Assigned task -
Restate the full set of records exactly, word for word.
====================
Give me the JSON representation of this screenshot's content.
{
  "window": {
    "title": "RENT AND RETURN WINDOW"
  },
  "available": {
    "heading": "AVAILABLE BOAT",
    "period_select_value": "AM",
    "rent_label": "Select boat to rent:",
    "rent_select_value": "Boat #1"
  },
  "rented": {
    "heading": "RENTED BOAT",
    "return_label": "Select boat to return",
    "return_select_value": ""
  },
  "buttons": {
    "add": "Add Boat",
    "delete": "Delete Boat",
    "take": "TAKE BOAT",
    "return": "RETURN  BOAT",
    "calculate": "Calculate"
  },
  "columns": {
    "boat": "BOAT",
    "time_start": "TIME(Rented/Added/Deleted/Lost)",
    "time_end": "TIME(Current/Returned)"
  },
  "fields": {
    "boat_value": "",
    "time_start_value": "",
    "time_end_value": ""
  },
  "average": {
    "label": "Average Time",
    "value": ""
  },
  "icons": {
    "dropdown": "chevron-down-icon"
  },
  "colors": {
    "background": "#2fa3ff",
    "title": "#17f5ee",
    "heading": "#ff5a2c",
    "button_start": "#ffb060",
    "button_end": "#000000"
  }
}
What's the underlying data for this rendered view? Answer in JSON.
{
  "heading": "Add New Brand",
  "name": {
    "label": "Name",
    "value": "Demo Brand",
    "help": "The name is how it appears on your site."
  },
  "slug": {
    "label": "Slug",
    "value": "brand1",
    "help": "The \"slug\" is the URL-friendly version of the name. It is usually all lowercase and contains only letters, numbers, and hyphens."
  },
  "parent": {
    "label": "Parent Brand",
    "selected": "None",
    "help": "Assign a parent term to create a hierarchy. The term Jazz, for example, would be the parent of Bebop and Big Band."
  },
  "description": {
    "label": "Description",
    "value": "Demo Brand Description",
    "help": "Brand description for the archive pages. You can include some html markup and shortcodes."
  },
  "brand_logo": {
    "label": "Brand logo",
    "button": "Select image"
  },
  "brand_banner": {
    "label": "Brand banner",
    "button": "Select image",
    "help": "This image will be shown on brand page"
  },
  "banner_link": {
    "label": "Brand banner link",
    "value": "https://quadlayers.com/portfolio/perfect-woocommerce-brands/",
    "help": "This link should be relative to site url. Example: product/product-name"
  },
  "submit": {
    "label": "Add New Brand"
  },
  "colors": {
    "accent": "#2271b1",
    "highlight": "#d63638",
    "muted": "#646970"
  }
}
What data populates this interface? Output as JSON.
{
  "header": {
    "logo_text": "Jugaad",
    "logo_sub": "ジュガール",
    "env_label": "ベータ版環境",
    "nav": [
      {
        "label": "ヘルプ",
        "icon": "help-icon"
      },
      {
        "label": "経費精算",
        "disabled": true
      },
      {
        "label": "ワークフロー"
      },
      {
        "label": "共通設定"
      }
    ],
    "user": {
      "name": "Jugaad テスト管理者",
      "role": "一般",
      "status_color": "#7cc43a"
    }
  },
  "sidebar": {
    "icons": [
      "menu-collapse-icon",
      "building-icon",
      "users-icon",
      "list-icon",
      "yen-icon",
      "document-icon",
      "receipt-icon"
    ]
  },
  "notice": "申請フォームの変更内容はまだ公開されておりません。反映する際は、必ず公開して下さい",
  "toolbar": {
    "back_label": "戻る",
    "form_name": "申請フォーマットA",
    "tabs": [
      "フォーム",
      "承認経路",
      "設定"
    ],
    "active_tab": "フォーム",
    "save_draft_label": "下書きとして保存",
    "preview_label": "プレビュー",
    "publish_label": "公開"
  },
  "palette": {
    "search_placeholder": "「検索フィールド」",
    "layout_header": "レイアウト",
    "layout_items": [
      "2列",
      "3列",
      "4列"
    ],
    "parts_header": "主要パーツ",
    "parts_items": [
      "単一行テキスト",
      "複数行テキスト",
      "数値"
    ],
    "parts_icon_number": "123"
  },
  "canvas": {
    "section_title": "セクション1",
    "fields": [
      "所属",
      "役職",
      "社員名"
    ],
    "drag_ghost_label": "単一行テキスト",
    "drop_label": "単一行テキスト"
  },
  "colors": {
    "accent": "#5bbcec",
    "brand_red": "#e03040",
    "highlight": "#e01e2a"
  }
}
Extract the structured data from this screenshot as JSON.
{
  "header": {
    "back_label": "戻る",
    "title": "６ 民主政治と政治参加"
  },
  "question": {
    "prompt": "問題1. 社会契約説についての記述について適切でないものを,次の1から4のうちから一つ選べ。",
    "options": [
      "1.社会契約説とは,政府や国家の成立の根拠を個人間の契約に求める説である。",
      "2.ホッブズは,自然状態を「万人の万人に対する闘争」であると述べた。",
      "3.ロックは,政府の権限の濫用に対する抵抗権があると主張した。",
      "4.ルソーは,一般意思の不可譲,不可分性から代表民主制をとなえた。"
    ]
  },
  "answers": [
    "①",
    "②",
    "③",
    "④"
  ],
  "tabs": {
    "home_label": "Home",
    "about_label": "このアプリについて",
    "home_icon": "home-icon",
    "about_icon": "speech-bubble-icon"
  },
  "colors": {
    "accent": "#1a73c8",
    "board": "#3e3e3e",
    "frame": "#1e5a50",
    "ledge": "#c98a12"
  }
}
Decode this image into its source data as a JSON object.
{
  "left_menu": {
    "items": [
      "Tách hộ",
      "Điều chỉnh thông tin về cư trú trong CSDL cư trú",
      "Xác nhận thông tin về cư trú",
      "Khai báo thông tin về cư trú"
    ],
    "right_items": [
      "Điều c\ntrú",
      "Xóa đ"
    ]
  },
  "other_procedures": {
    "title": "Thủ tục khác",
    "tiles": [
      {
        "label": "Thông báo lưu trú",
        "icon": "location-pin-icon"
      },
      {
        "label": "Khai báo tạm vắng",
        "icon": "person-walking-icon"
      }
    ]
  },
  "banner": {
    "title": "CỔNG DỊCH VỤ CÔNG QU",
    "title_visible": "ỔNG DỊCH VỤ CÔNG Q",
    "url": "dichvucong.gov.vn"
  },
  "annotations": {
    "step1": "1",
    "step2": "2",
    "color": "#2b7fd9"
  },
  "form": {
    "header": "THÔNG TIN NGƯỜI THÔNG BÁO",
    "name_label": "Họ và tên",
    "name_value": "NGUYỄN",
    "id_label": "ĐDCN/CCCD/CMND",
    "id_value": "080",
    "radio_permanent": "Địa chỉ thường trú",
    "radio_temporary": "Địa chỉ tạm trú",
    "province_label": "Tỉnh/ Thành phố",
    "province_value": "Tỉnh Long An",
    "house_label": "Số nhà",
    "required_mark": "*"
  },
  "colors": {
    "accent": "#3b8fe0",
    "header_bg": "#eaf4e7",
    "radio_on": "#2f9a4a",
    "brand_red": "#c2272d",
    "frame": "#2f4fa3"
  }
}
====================
Your response -
Give me the JSON representation of this screenshot's content.
{
  "window": {
    "title": "RENT AND RETURN WINDOW"
  },
  "available": {
    "heading": "AVAILABLE BOAT",
    "period_select_value": "AM",
    "rent_label": "Select boat to rent:",
    "rent_select_value": "Boat #1"
  },
  "rented": {
    "heading": "RENTED BOAT",
    "return_label": "Select boat to return",
    "return_select_value": ""
  },
  "buttons": {
    "add": "Add Boat",
    "delete": "Delete Boat",
    "take": "TAKE BOAT",
    "return": "RETURN  BOAT",
    "calculate": "Calculate"
  },
  "columns": {
    "boat": "BOAT",
    "time_start": "TIME(Rented/Added/Deleted/Lost)",
    "time_end": "TIME(Current/Returned)"
  },
  "fields": {
    "boat_value": "",
    "time_start_value": "",
    "time_end_value": ""
  },
  "average": {
    "label": "Average Time",
    "value": ""
  },
  "icons": {
    "dropdown": "chevron-down-icon"
  },
  "colors": {
    "background": "#2fa3ff",
    "title": "#17f5ee",
    "heading": "#ff5a2c",
    "button_start": "#ffb060",
    "button_end": "#000000"
  }
}
What's the underlying data for this rendered view? Answer in JSON.
{
  "heading": "Add New Brand",
  "name": {
    "label": "Name",
    "value": "Demo Brand",
    "help": "The name is how it appears on your site."
  },
  "slug": {
    "label": "Slug",
    "value": "brand1",
    "help": "The \"slug\" is the URL-friendly version of the name. It is usually all lowercase and contains only letters, numbers, and hyphens."
  },
  "parent": {
    "label": "Parent Brand",
    "selected": "None",
    "help": "Assign a parent term to create a hierarchy. The term Jazz, for example, would be the parent of Bebop and Big Band."
  },
  "description": {
    "label": "Description",
    "value": "Demo Brand Description",
    "help": "Brand description for the archive pages. You can include some html markup and shortcodes."
  },
  "brand_logo": {
    "label": "Brand logo",
    "button": "Select image"
  },
  "brand_banner": {
    "label": "Brand banner",
    "button": "Select image",
    "help": "This image will be shown on brand page"
  },
  "banner_link": {
    "label": "Brand banner link",
    "value": "https://quadlayers.com/portfolio/perfect-woocommerce-brands/",
    "help": "This link should be relative to site url. Example: product/product-name"
  },
  "submit": {
    "label": "Add New Brand"
  },
  "colors": {
    "accent": "#2271b1",
    "highlight": "#d63638",
    "muted": "#646970"
  }
}
What data populates this interface? Output as JSON.
{
  "header": {
    "logo_text": "Jugaad",
    "logo_sub": "ジュガール",
    "env_label": "ベータ版環境",
    "nav": [
      {
        "label": "ヘルプ",
        "icon": "help-icon"
      },
      {
        "label": "経費精算",
        "disabled": true
      },
      {
        "label": "ワークフロー"
      },
      {
        "label": "共通設定"
      }
    ],
    "user": {
      "name": "Jugaad テスト管理者",
      "role": "一般",
      "status_color": "#7cc43a"
    }
  },
  "sidebar": {
    "icons": [
      "menu-collapse-icon",
      "building-icon",
      "users-icon",
      "list-icon",
      "yen-icon",
      "document-icon",
      "receipt-icon"
    ]
  },
  "notice": "申請フォームの変更内容はまだ公開されておりません。反映する際は、必ず公開して下さい",
  "toolbar": {
    "back_label": "戻る",
    "form_name": "申請フォーマットA",
    "tabs": [
      "フォーム",
      "承認経路",
      "設定"
    ],
    "active_tab": "フォーム",
    "save_draft_label": "下書きとして保存",
    "preview_label": "プレビュー",
    "publish_label": "公開"
  },
  "palette": {
    "search_placeholder": "「検索フィールド」",
    "layout_header": "レイアウト",
    "layout_items": [
      "2列",
      "3列",
      "4列"
    ],
    "parts_header": "主要パーツ",
    "parts_items": [
      "単一行テキスト",
      "複数行テキスト",
      "数値"
    ],
    "parts_icon_number": "123"
  },
  "canvas": {
    "section_title": "セクション1",
    "fields": [
      "所属",
      "役職",
      "社員名"
    ],
    "drag_ghost_label": "単一行テキスト",
    "drop_label": "単一行テキスト"
  },
  "colors": {
    "accent": "#5bbcec",
    "brand_red": "#e03040",
    "highlight": "#e01e2a"
  }
}
Extract the structured data from this screenshot as JSON.
{
  "header": {
    "back_label": "戻る",
    "title": "６ 民主政治と政治参加"
  },
  "question": {
    "prompt": "問題1. 社会契約説についての記述について適切でないものを,次の1から4のうちから一つ選べ。",
    "options": [
      "1.社会契約説とは,政府や国家の成立の根拠を個人間の契約に求める説である。",
      "2.ホッブズは,自然状態を「万人の万人に対する闘争」であると述べた。",
      "3.ロックは,政府の権限の濫用に対する抵抗権があると主張した。",
      "4.ルソーは,一般意思の不可譲,不可分性から代表民主制をとなえた。"
    ]
  },
  "answers": [
    "①",
    "②",
    "③",
    "④"
  ],
  "tabs": {
    "home_label": "Home",
    "about_label": "このアプリについて",
    "home_icon": "home-icon",
    "about_icon": "speech-bubble-icon"
  },
  "colors": {
    "accent": "#1a73c8",
    "board": "#3e3e3e",
    "frame": "#1e5a50",
    "ledge": "#c98a12"
  }
}
Decode this image into its source data as a JSON object.
{
  "left_menu": {
    "items": [
      "Tách hộ",
      "Điều chỉnh thông tin về cư trú trong CSDL cư trú",
      "Xác nhận thông tin về cư trú",
      "Khai báo thông tin về cư trú"
    ],
    "right_items": [
      "Điều c\ntrú",
      "Xóa đ"
    ]
  },
  "other_procedures": {
    "title": "Thủ tục khác",
    "tiles": [
      {
        "label": "Thông báo lưu trú",
        "icon": "location-pin-icon"
      },
      {
        "label": "Khai báo tạm vắng",
        "icon": "person-walking-icon"
      }
    ]
  },
  "banner": {
    "title": "CỔNG DỊCH VỤ CÔNG QU",
    "title_visible": "ỔNG DỊCH VỤ CÔNG Q",
    "url": "dichvucong.gov.vn"
  },
  "annotations": {
    "step1": "1",
    "step2": "2",
    "color": "#2b7fd9"
  },
  "form": {
    "header": "THÔNG TIN NGƯỜI THÔNG BÁO",
    "name_label": "Họ và tên",
    "name_value": "NGUYỄN",
    "id_label": "ĐDCN/CCCD/CMND",
    "id_value": "080",
    "radio_permanent": "Địa chỉ thường trú",
    "radio_temporary": "Địa chỉ tạm trú",
    "province_label": "Tỉnh/ Thành phố",
    "province_value": "Tỉnh Long An",
    "house_label": "Số nhà",
    "required_mark": "*"
  },
  "colors": {
    "accent": "#3b8fe0",
    "header_bg": "#eaf4e7",
    "radio_on": "#2f9a4a",
    "brand_red": "#c2272d",
    "frame": "#2f4fa3"
  }
}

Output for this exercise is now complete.